Talk of cloud services has reached an all-time high. Having spoon-fed smartphones and PC users new features that increasingly clog up their storage, the entire computing industry is shifting to a new way of getting users media. Forget downloading a movie, Microsoft and many more companies hope that you’ll want to stream them and not take up precious space on your device. Music too, is getting the cloud and streaming treatment. OneDrive is Microsoft’s play in the cloud storage space, and it’s one of the most robust cloud services we’ve seen from the company yet. OneDrive is included in most Microsoft products, and offers a decent experience across devices.
With OneDrive growing quickly and built into everything, a lot of users are wondering whether it’s a good idea to turn on OneDrive for use as their cloud storage service of choice. In What is OneDrive, GottaBeMobile broke down what OneDrive is and how to best use it. Now it’s time to see how OneDrive lives up to user’s everyday standards.
OneDrive Review – Availability
Cloud storage is about the simplest computing innovation to explain. Having filled up our local hard drives, cloud storage services like OneDrive allow us to store our digital goods on someone else’s servers. Any service can store a file. Judging OneDrive requires that users look at factors that make the cloud storage experience seamless. One big factor is availability.

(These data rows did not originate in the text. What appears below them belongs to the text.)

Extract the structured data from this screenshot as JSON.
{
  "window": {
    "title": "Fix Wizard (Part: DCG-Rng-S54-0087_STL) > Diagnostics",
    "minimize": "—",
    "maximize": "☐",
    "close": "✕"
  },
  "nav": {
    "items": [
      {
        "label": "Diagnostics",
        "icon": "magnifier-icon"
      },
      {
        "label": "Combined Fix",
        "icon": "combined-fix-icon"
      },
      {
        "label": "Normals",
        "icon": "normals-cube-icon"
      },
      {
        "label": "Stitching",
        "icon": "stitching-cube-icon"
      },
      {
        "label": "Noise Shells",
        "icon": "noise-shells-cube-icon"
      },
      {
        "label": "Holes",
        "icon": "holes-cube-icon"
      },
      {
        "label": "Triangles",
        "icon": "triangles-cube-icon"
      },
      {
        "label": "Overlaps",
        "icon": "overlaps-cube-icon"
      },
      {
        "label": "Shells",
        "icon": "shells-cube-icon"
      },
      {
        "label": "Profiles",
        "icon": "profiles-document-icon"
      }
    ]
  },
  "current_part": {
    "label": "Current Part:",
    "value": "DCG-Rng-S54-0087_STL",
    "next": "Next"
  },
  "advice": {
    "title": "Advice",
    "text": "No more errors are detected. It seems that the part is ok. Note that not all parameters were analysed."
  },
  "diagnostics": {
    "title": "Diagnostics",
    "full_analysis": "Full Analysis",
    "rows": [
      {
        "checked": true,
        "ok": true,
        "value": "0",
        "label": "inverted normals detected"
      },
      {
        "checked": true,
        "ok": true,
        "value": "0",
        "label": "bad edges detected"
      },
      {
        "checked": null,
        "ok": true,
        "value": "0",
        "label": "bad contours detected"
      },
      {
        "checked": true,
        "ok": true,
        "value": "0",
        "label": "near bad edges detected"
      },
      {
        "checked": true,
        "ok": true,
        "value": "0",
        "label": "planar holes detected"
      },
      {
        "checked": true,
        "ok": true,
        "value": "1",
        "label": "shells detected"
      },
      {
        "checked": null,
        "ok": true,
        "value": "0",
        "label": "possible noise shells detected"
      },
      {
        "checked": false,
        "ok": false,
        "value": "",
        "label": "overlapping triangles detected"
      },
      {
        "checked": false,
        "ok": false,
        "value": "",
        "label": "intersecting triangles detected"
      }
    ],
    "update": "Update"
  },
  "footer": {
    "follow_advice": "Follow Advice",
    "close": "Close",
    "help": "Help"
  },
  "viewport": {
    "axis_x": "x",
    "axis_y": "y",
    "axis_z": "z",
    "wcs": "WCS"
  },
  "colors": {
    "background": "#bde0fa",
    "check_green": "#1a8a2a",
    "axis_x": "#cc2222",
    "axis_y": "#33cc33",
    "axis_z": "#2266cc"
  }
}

For OneDrive to be relevant, you need the ability to upload and access content almost anywhere. OneDrive delivers on this. There are roughly a dozen different in OneDrive clients available just about everywhere. Over the past year, I’ve interacted with OneDrive on iPhone, OneDrive on Android and the OneDrive client built into Windows 8.1 the most. Each is solid. Logging in with your Microsoft Account lets you access files you have stored on Microsoft’s servers quickly – depending on your internet connection. Each also has some form of picture back up so that you don’t lose a single memory if something happens to your device.
OneDrive has a Windows Desktop, Mac, Windows Store, Windows Phone, iOS, Android and web app.
If there was one complaint I have with OneDrive it is that it’s built-into a lot of different apps and services, but isn’t very consistent. Take the Windows Phone version of OneDrive, you can add files and edit folders in that version. That’s something you can’t do with the Xbox One version. I understand that Microsoft offers different features for different tiers of devices. It’s why I’m willing to forgive them for not having a fully featured Xbox One client. My complaint is that they don’t do a good job of explaining why the different apps are different.
OneDrive Review – Ease of Use
OneDrive nails another key thing for a cloud storage service: ease of use. Too often, new technology like this comes with strange stipulations. Not so long ago, some users would find that they couldn’t upload huge files to OneDrive because of a file-size limitation. Microsoft killed that in short order. Then the company realized that it was way too easy for users to delete their files and have no way of getting them back. That’s when the company added a OneDrive Recycle Bin.
By default, Microsoft gives everyone with a Microsoft Account 15GB of space with bonuses for installing its mobile apps. Those who needed more storage a few years ago had a hard time finding where they could add it. When they did, Microsoft’s upgrade pricing and more wasn’t exactly clear.
It’s almost too easy to see how much storage you have available on OneDrive these days. One page in the OneDrive website’s settings breaks down how much storage Microsoft is giving you free and how much you’ll pay to get even more. $1.99 a month gets users $100GB. $200GB costs $3.99 a month. $9.99 gets users Office 365 Personal and 1TB of OneDrive storage.
OneDrive Review – Experience
Over all, I can’t say that I’m unhappy with OneDrive and that’s no small feat. I interact with it almost every half hour. I’ve seen little in the way of downtime and a custom stream of updates have made it just as featured packed as the competition. It’s easy to use and with the right mix of apps, it’s made backups, or what most would consider mirroring, a non-issue for me.
Batch loading large files isn’t instant, but it’s certainly not slow. Windows Phone and Windows versions of OneDrive could still use some improvements, but even the OneDrive app on Android is particularly good. It isn’t necessarily obvious, but OneDrive also allows users to share individual files and folders directly with friends and family instead of emailing them. It too, is pretty seamless, even if users do have to remember to right click on the web to do so. I shared a few files and folders in recent weeks and those exchanges went perfectly.
OneDrive is a great service that offers reliable cloud storage and a reasonable price. The apps are everywhere, and Microsoft gives out 15GB of free storage to start users off. It really doesn’t get any better than that.